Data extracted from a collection
⟨

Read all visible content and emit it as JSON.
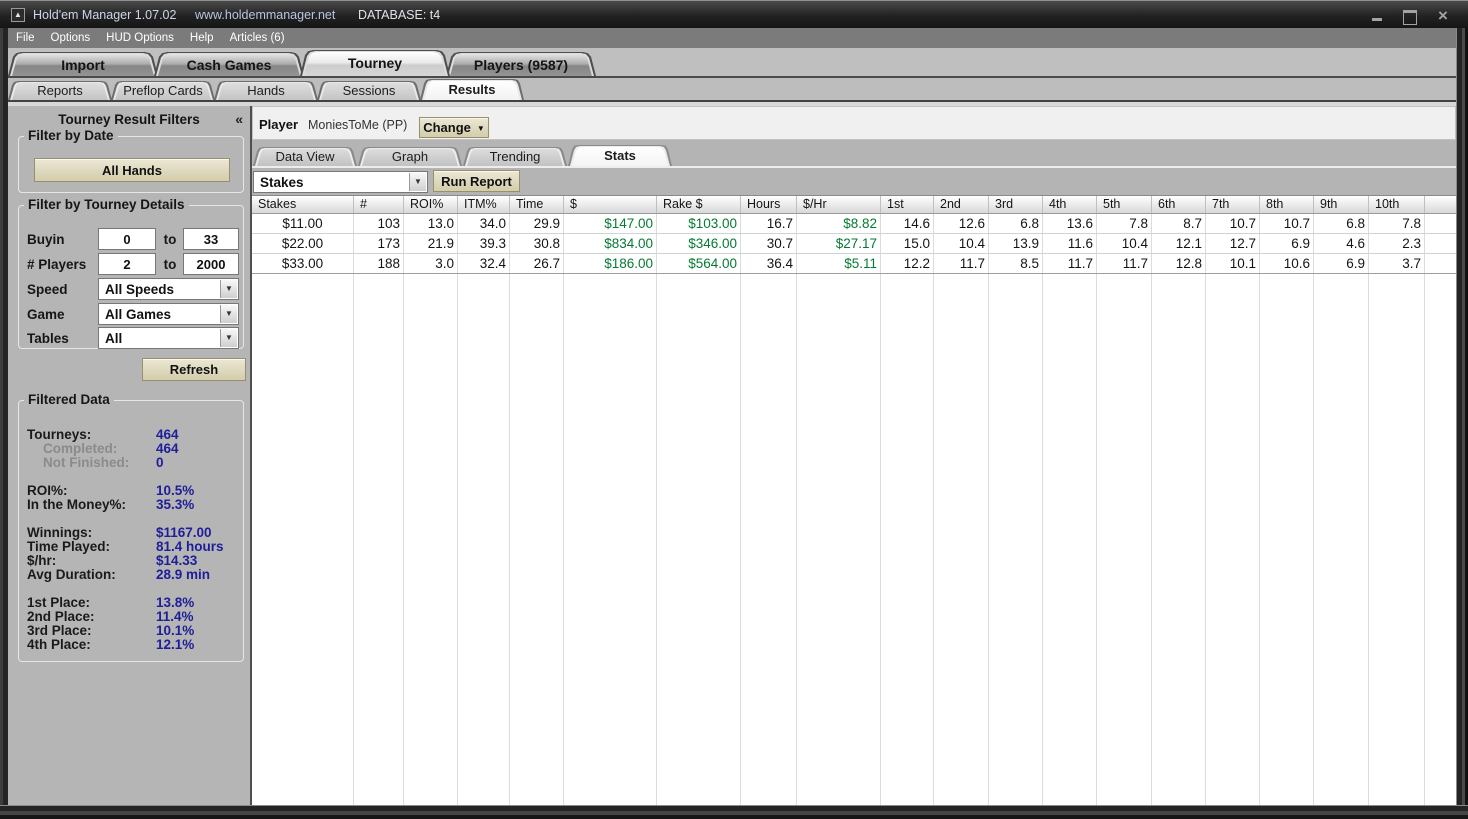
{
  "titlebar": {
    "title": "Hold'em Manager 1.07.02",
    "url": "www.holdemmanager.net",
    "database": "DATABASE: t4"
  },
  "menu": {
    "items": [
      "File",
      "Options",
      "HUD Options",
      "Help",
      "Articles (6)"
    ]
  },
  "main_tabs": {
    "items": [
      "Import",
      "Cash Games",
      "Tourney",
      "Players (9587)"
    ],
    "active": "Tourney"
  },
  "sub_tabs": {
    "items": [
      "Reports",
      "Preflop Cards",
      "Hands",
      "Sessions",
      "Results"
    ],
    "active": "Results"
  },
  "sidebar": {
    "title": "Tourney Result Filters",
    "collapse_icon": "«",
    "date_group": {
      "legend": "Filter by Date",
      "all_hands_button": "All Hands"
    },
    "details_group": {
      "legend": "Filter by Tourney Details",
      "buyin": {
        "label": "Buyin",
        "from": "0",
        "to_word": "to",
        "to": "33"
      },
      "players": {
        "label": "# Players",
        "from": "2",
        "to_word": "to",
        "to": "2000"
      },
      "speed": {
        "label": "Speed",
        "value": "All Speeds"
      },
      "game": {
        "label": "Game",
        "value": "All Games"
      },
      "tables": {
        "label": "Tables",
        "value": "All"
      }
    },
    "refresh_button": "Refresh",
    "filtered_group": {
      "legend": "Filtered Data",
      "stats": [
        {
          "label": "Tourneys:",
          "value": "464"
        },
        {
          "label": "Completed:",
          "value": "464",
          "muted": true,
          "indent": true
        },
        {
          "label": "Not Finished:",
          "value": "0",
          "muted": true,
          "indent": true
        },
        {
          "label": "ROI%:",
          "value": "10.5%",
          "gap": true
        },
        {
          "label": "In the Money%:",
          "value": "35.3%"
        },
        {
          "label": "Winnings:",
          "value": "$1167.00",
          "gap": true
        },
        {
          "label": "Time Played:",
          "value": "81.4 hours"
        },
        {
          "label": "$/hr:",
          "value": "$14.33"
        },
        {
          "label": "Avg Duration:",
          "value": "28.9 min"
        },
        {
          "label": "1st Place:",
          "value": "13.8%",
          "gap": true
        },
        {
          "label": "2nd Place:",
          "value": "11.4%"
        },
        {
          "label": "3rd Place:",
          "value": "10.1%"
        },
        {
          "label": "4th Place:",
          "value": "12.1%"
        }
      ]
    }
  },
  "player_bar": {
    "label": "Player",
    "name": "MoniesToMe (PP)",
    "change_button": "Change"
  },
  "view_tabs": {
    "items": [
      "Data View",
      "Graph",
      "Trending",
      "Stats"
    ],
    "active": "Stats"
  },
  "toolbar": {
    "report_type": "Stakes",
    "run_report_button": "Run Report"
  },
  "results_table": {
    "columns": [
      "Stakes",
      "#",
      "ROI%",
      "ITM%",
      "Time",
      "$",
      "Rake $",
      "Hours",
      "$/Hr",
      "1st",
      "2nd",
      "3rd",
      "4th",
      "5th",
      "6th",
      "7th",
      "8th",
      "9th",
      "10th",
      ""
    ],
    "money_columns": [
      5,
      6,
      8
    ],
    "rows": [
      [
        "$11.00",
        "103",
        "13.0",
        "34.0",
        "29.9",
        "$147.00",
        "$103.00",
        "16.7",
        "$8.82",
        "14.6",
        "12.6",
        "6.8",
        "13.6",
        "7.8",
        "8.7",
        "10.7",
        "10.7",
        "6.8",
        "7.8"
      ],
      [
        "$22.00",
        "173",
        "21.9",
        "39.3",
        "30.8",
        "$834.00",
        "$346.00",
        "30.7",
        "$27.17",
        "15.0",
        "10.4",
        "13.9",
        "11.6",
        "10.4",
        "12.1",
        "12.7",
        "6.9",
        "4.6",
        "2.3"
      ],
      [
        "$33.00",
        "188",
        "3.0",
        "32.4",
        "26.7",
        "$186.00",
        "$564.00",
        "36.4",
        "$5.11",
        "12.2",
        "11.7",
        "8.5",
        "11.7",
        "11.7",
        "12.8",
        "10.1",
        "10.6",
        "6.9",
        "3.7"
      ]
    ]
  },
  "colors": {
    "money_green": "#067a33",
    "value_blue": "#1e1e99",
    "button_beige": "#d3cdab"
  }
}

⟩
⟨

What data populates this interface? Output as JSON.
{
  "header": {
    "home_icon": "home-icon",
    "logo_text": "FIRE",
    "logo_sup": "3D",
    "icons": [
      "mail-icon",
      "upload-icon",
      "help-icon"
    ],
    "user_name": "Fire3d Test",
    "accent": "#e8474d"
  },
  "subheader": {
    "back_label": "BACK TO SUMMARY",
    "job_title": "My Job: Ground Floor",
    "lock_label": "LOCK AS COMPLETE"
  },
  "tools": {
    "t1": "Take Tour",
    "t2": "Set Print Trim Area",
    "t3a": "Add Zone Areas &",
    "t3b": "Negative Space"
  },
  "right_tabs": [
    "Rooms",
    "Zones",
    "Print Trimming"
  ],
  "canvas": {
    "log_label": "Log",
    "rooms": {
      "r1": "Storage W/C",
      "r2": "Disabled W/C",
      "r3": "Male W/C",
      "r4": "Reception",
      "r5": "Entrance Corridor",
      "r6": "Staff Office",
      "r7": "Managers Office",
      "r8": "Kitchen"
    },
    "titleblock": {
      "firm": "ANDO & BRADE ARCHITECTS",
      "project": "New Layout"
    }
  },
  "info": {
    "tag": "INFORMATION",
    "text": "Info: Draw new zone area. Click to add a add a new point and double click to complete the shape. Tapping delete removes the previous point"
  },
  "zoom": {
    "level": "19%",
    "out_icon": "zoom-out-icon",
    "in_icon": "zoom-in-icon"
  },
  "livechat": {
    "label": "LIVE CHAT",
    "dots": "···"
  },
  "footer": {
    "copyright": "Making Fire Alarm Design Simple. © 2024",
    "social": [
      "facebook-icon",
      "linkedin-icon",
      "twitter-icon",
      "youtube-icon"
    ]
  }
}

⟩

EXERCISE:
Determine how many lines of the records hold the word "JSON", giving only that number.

COMPLETED EXERCISE:
2